What is being asked :: Pick out all lines of the entries that include the word "author" and copy them.

Source data ::
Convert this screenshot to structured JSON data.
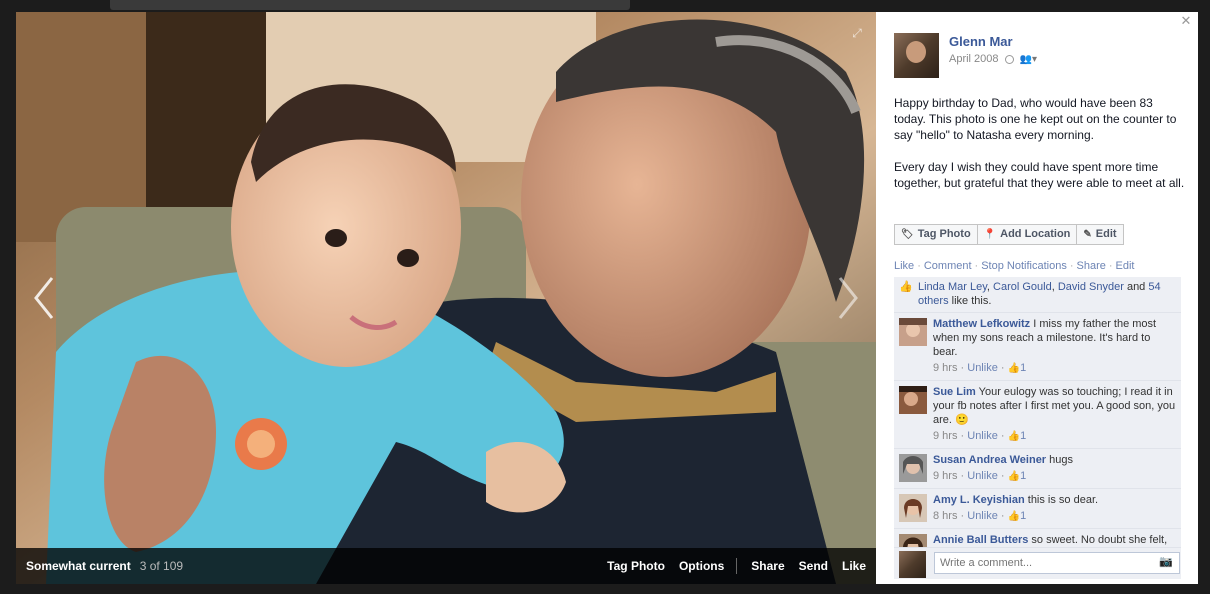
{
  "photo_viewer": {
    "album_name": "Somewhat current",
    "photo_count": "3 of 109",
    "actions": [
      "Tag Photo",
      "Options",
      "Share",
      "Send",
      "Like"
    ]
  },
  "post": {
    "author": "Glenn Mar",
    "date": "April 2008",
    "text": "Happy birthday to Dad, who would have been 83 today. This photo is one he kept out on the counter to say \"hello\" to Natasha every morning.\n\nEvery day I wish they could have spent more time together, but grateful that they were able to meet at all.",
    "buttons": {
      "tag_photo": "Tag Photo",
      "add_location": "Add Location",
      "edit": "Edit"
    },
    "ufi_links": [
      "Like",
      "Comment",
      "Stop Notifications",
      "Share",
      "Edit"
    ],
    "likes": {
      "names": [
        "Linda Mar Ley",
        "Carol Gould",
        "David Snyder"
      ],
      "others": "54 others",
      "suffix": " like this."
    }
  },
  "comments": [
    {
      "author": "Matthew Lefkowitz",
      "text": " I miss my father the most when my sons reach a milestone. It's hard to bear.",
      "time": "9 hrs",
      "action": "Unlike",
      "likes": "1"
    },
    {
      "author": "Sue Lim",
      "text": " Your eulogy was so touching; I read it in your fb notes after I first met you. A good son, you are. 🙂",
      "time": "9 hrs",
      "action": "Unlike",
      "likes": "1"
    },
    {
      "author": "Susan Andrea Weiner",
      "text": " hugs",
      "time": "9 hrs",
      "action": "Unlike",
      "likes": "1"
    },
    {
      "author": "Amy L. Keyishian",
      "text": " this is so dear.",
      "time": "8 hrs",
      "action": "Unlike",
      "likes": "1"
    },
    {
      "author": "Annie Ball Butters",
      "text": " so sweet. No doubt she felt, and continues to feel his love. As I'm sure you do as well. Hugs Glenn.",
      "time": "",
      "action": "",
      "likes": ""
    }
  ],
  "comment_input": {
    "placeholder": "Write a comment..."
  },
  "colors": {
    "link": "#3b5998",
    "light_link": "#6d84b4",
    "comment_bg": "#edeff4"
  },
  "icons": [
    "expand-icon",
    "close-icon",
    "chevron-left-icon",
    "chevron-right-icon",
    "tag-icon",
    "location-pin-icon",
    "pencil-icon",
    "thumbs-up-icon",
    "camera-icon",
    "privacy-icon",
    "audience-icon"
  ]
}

Task answer ::
    "author": "Glenn Mar",
      "author": "Matthew Lefkowitz",
      "author": "Sue Lim",
      "author": "Susan Andrea Weiner",
      "author": "Amy L. Keyishian",
      "author": "Annie Ball Butters",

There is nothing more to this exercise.